Senate Minority Leader Enyinnaya Abaribe has cautioned the Peoples Democratic Party (PDP) and All Progressives Congress (APC) against citing insecurity as a reason why the Southeast should not be given a chance to produce their 2023 presidential candidates.
Abaribe said at the inauguration of Igbonine, a group promoting Nigerian president of Southeast extraction in Enugu, Enugu State yesterday, that the APC and the PDP cannot pretend not to be aware that the Igbo had been pushed to the fringes in the country.
He pointed out that every Igbo believes that is a Nigerian and therefore has a legal right ”to aspire to President of Nigeria.”
His words: “ So, let no one say to us, ‘because of the insecurity in Southeast, an Igbo cannot be President of Nigeria in 2023. I have started hearing some people threatening that. Do not use a different standard for different people in the same country,
“Was there no trouble in the Northwest when (Muhammadu) Buhari (from Katsina State) was elected President? In, fact, Buhari was nominated by Boko-Haram during President Goodluck Jonathan’s Presidency as their negotiator.
”No amount of threat should stop Ndigbo from consistently demanding an equitable treatment in Nigeria and that which is our due. We’re Nigerians and should be given everything that is due to us, including Presidency.”
Abaribe also lamented that Nigeria is stifling almost every zone, insisting that only restructuring was capable of solving the problem.
He said: “If the dominant position in Nigeria today is restructuring, then the minimal demand of Ndigbo in Nigeria cannot be anything less than that of restructuring.
“We cannot be in a country where my own child will be required to score 120 percent to enter a unity school while another child from elsewhere will be required to score just two points to gain admission to the same school.”

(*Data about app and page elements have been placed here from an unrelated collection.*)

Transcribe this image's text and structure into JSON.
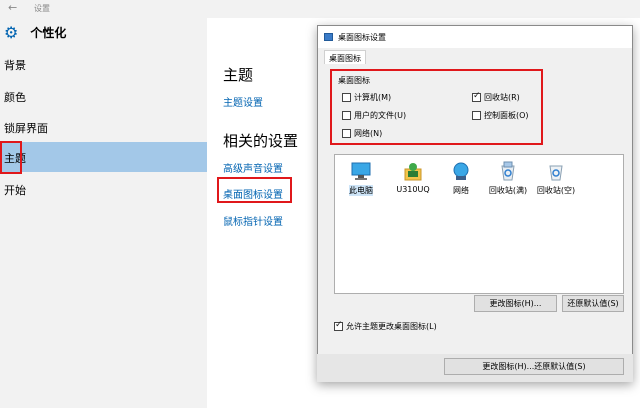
{
  "settings": {
    "window_title": "设置",
    "header_label": "个性化",
    "nav": [
      "背景",
      "颜色",
      "锁屏界面",
      "主题",
      "开始"
    ],
    "theme_heading": "主题",
    "theme_settings_link": "主题设置",
    "related_heading": "相关的设置",
    "related_links": [
      "高级声音设置",
      "桌面图标设置",
      "鼠标指针设置"
    ]
  },
  "dialog": {
    "title": "桌面图标设置",
    "tab": "桌面图标",
    "group_label": "桌面图标",
    "checkboxes": [
      {
        "label": "计算机(M)",
        "checked": false
      },
      {
        "label": "回收站(R)",
        "checked": true
      },
      {
        "label": "用户的文件(U)",
        "checked": false
      },
      {
        "label": "控制面板(O)",
        "checked": false
      },
      {
        "label": "网络(N)",
        "checked": false
      }
    ],
    "icons": [
      "此电脑",
      "U310UQ",
      "网络",
      "回收站(满)",
      "回收站(空)"
    ],
    "buttons": {
      "change_icon": "更改图标(H)...",
      "restore_default": "还原默认值(S)",
      "bottom": "更改图标(H)...还原默认值(S)"
    },
    "allow_themes": {
      "label": "允许主题更改桌面图标(L)",
      "checked": true
    }
  },
  "colors": {
    "accent": "#0063b1",
    "highlight": "#e0181b",
    "selected_nav": "#a3c8e8"
  }
}
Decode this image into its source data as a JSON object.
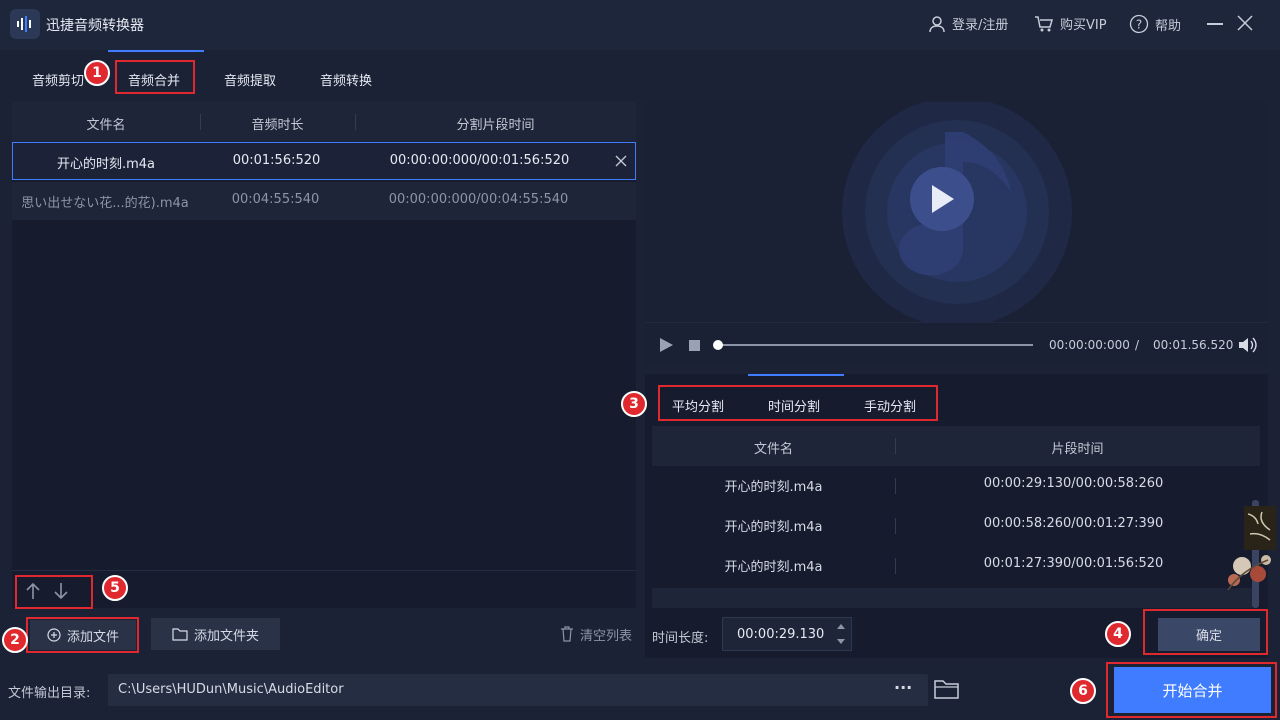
{
  "app": {
    "title": "迅捷音频转换器"
  },
  "titlebar": {
    "login": "登录/注册",
    "vip": "购买VIP",
    "help": "帮助"
  },
  "tabs": [
    "音频剪切",
    "音频合并",
    "音频提取",
    "音频转换"
  ],
  "file_table": {
    "columns": [
      "文件名",
      "音频时长",
      "分割片段时间"
    ],
    "rows": [
      {
        "name": "开心的时刻.m4a",
        "duration": "00:01:56:520",
        "range": "00:00:00:000/00:01:56:520"
      },
      {
        "name": "思い出せない花...的花).m4a",
        "duration": "00:04:55:540",
        "range": "00:00:00:000/00:04:55:540"
      }
    ]
  },
  "left_buttons": {
    "add_file": "添加文件",
    "add_folder": "添加文件夹",
    "clear_list": "清空列表"
  },
  "player": {
    "current_time": "00:00:00:000",
    "separator": "/",
    "total_time": "00:01.56.520"
  },
  "split_tabs": [
    "平均分割",
    "时间分割",
    "手动分割"
  ],
  "split_table": {
    "columns": [
      "文件名",
      "片段时间"
    ],
    "rows": [
      {
        "name": "开心的时刻.m4a",
        "time": "00:00:29:130/00:00:58:260"
      },
      {
        "name": "开心的时刻.m4a",
        "time": "00:00:58:260/00:01:27:390"
      },
      {
        "name": "开心的时刻.m4a",
        "time": "00:01:27:390/00:01:56:520"
      }
    ]
  },
  "duration_field": {
    "label": "时间长度:",
    "value": "00:00:29.130"
  },
  "confirm_button": "确定",
  "output": {
    "label": "文件输出目录:",
    "path": "C:\\Users\\HUDun\\Music\\AudioEditor",
    "more": "···"
  },
  "start_button": "开始合并",
  "annotations": [
    "1",
    "2",
    "3",
    "4",
    "5",
    "6"
  ],
  "colors": {
    "accent": "#3f7cff",
    "annotation": "#e0292f",
    "background": "#1b2236"
  }
}
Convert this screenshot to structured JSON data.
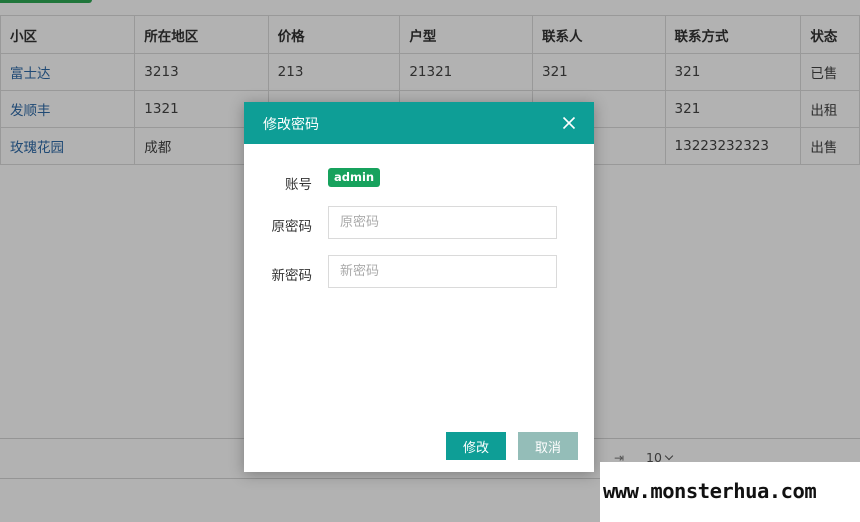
{
  "table": {
    "headers": [
      "小区",
      "所在地区",
      "价格",
      "户型",
      "联系人",
      "联系方式",
      "状态"
    ],
    "rows": [
      [
        "富士达",
        "3213",
        "213",
        "21321",
        "321",
        "321",
        "已售"
      ],
      [
        "发顺丰",
        "1321",
        "",
        "",
        "",
        "321",
        "出租"
      ],
      [
        "玫瑰花园",
        "成都",
        "",
        "",
        "",
        "13223232323",
        "出售"
      ]
    ]
  },
  "pager": {
    "page_size": "10"
  },
  "dialog": {
    "title": "修改密码",
    "account_label": "账号",
    "account_value": "admin",
    "old_password_label": "原密码",
    "old_password_placeholder": "原密码",
    "new_password_label": "新密码",
    "new_password_placeholder": "新密码",
    "submit_label": "修改",
    "cancel_label": "取消"
  },
  "watermark": {
    "text": "www.monsterhua.com"
  },
  "colors": {
    "accent": "#0e9e96",
    "badge": "#17a25d",
    "link": "#2e6aa8"
  }
}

The lawmaker maintained that all that the Igbo wanted in a united Nigeria is to be emancipated from unfair treatment in their own country.
His words: “The Igbo want emancipation. We have gone through a lot; we have gone through war and even the money we had was reduced to 20 pounds. But we rose from the ashes of that war and became the glue that holds Nigeria together today.”
“We are in every village in Nigeria and we are the largest domestic investors in Nigeria. That is why anywhere you go you must see an Igboman.
“But, some people are trying to push us out of Nigeria. We are not going to leave Nigeria for anybody.
“But, we have a government today that has manifested a sectional approach to governance as we all know that.
“It is a fact that Boko Haram has devastated some parts of the country, killing, bombing churches and institutions but the Federal Government has not designated it (Boko Haram) as a terrorist group.
“But when our boys down here were carrying flags running round the streets, it was easy for the Federal Government to get them proscribed as a terrorist organisation.
”When we challenged them, the minister of information said that Boko Haram was faceless but our boys were known.
“This unequal treatment of people is the root of all the problems in Nigeria’
The guest speaker at the event, Kingsley Moghalu, said the Igbo must continue to resist any hegemonic worldviews in Nigerian politics and assert their own political relevance through persuasion, firmness, and partnerships with other ethnic groups.
Moghalu, a former deputy governor of the Central Bank of Nigeria(CBN), added that the Igbo must insist on power rotation to the South in 2023 and present a unique argument for a President of Southeast extraction.
“But we must look beyond the APC and PDP as political party-vehicles for this purpose,’’ he said in a keynote address titled “What do we want?”
He added: ”The priority should be placed on the emergence of a competent and visionary Nigerian President from our region, from any of the recognised political parties who can move Nigeria and all its component parts and peoples forward. Restricting ourselves to APC/PDP as “mainstream” parties has effectively rendered the Igbo politically second class in Nigeria because it has prevented us from effectively advancing our strategic interests.”